GOP faithful and legislative staffers tell me that voters already rejected a ballot measure to extend the 2009 tax increases by a 2-1 margin -- there's no need for a do-over. GOP lawmakers see no percentage in risking their jobs by voting for spending cuts when there is no real budget -- because the Dems won't put forth a budget that only cuts. Besides, they shrug, things can't get worse.

They also argue that there are other ways to cut spending -- as in pressuring labor to cut compensation in order to keep schools open. And some of the Legislature's cuts are more gimmick than reality. Take the proposal to save $563 million by putting some felons in jail rather than prison. Problem: Most county jails don't have room for more bodies.

That said, most Republicans with whom I talk want a deal.

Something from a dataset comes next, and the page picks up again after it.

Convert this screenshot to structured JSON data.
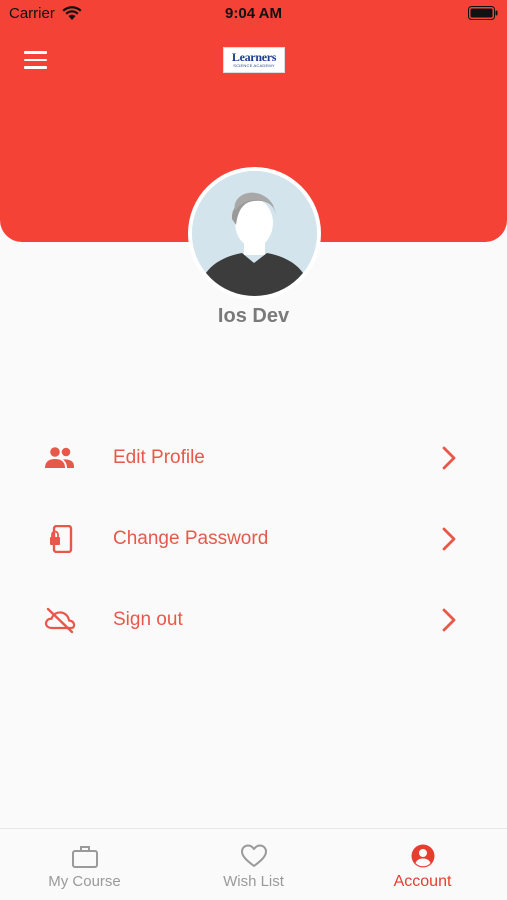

They understand that if voters don't get the opportunity to vote on the Brown budget proposal, voters will blame Republicans for every teacher layoff, every canceled school day and every felon released to the streets.

These Republicans appreciate that there will be bad press during the negotiators' dance. That's OK, if the GOP 5 -- state Sens. Tom Berryhill of Modesto, Sam Blakeslee of San Luis Obispo, Anthony Canella of Ceres, Bill Emmerson of Hemet and Tom Harman of Huntington Beach -- can squeeze out smart concessions, such as pension reform and a spending cap. They should get something for a vote that will get their "heads on a stick" at a certain talk-radio venue.

Sacto taskmeister Eric Hogue is not a heads-on-a-stick conservative: "Some people believe that control is more important than success." The purists, with their vendettas, are chasing pragmatists from the party.

Radio-show host and self-described cowboy libertarian Patrick Dorinson is no longer a registered Republican. He notes with disgust, "Only a buzzard feeds on its friends."

Me? I'm getting to the point where I don't even care if the GOP 5 can squeeze out concessions from the Democratic leadership. They should cut a deal anyway.

Because if Brown and the Democratic leadership fail to deliver needed reforms, the ballot measure and its tax increase will tank. If the measure fails, it will be on the Democrats -- because they will have failed to convince voters that they can be trusted to spend tax dollars wisely.

Join the conversation as a VIP Member


Trending on Townhall Video